It’s more important than ever to get your flu shot.
As we continue to deal with the COVID-19 pandemic, it’s more important than ever to get your flu shot. Even if you don’t regularly get a shot, this is the year to make it a priority. The highly transmissible Delta variant is already causing a devastating COVID-19 surge across the country and contributing to a shortage of hospital beds. A bad flu season with high numbers of hospitalizations, combined with the virus, could overburden hospitals even more. The flu is already deadly for many of us, especially infants, the elderly, and people with underlying health conditions.
“This year, it is especially important to get your influenza vaccine,” says Dr. Rhett Cummings, Pulmonologist at The Oregon Clinic. “Getting vaccinated greatly reduces your chance of severe illness if you become infected with the flu virus. Also, having a co-infection with COVID-19 along with influenza will lead to a more prolonged and serious sickness.”
It is difficult to predict what type of flu will be prominent each year. Flu seasons are unpredictable for a variety of reasons: the timing, severity, and length of the season usually vary from one year to another.

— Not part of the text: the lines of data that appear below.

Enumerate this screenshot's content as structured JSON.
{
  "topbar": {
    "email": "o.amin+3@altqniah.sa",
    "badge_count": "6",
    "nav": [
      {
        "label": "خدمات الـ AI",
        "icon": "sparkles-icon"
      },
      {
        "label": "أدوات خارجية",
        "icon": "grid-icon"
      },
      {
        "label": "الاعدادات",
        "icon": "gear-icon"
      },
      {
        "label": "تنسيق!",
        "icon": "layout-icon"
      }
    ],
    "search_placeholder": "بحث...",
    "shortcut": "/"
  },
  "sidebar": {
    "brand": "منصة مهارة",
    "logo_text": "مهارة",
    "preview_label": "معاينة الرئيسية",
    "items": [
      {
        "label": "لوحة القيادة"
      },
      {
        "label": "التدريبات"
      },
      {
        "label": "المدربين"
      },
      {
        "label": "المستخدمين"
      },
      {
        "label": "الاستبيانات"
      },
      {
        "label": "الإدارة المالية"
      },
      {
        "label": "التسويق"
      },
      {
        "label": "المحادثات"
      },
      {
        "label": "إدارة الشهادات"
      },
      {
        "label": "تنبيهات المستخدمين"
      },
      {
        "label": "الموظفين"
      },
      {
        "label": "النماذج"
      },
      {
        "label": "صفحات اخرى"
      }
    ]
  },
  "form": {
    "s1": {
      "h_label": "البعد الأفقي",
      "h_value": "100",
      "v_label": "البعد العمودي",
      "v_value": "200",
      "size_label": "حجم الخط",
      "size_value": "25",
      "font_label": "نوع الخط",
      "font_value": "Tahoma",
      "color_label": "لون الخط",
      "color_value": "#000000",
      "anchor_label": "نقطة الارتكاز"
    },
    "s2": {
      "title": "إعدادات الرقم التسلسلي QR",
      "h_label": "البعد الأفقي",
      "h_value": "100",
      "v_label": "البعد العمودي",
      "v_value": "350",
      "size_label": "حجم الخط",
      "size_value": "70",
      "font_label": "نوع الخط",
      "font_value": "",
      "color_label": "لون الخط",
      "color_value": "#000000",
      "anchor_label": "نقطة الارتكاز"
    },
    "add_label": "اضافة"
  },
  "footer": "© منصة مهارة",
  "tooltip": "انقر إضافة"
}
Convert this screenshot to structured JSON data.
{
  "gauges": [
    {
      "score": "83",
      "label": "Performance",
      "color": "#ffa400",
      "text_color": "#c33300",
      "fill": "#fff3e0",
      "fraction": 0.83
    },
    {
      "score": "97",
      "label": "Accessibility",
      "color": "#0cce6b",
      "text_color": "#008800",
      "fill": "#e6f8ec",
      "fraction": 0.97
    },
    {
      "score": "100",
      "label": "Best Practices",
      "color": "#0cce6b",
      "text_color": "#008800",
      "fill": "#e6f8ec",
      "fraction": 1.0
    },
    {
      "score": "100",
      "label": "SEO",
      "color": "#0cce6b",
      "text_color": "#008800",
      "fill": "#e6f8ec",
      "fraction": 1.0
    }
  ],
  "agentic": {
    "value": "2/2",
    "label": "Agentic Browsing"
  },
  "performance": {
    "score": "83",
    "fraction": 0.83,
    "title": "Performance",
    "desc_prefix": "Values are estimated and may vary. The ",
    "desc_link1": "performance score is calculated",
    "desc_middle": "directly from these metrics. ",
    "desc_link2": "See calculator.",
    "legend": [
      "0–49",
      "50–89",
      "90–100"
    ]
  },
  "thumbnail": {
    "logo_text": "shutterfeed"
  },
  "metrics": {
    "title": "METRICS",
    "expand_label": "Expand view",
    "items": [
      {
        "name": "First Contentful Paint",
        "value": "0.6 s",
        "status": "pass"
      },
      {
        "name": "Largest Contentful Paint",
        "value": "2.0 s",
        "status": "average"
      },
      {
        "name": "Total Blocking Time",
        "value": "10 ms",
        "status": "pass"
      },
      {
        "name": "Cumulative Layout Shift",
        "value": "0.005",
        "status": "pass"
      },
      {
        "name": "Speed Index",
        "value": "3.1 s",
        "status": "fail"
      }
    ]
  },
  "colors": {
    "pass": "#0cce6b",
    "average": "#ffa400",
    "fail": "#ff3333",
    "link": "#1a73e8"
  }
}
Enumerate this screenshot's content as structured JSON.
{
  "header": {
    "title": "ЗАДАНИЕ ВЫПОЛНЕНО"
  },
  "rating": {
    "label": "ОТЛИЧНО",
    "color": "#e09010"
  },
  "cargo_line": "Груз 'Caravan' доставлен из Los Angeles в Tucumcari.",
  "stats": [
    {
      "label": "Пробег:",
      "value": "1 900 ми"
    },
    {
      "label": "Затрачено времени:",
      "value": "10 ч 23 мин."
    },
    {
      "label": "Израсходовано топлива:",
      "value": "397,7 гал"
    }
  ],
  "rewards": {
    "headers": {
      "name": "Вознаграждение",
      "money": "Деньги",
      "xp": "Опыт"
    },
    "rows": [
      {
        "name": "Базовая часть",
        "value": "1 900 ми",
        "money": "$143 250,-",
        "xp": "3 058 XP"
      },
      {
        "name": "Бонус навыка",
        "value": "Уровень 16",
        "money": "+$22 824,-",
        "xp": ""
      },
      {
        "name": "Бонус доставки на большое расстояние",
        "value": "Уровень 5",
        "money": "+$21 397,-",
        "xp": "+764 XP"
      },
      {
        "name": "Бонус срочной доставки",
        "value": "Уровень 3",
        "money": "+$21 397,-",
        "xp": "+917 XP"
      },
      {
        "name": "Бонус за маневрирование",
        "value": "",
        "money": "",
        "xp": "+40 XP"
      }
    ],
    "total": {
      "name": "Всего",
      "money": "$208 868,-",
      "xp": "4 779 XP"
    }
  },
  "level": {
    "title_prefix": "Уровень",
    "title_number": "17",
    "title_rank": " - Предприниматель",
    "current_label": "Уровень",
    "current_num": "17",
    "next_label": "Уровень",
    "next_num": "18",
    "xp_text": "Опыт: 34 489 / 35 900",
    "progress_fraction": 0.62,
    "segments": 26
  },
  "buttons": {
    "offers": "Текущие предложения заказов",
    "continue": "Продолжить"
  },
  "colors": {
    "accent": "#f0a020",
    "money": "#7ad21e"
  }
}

The flu vaccine is slightly different each year. The vaccine inoculates your body against the strands of the flu virus predicted to be most prevalent in the United States that season. Receiving the flu vaccine drastically reduces your chances of getting the flu virus at all, and if you DO get the virus, your symptoms will be less severe and shorter in duration. The flu vaccine reduces ER visits, hospitalizations, and deaths from the flu virus.
Think the flu vaccine is only for the very young or elderly? Think again!
“The flu is a highly infectious disease, and anyone can get it. If our community is well vaccinated, it reduces the spread of the disease for everyone,” said Dr. Jeffrey Bluhm, Pulmonologist at The Oregon Clinic. The CDC recommends the flu shot to anyone over 6 months of age.
So, when should you get your flu shot?
Now. “The vaccine takes a couple of weeks to become fully effective, so don’t wait until the flu virus is in your area. Later in the season, many places run low on the vaccine, so it’s a good idea to get one while they are readily available and in stock,” said Dr. David Hotchkin, Pulmonologist at The Oregon Clinic. If you haven’t already, you can also get a COVID-19 vaccine and a flu shot at the same visit and no longer need to wait 14 days between vaccinations, according to the CDC. The Oregon Clinic strongly recommends everyone get the COVID-19 vaccine.
For your own health, and for your community, we strongly encourage everyone to get a flu shot this year. We all have a responsibility to protect each other.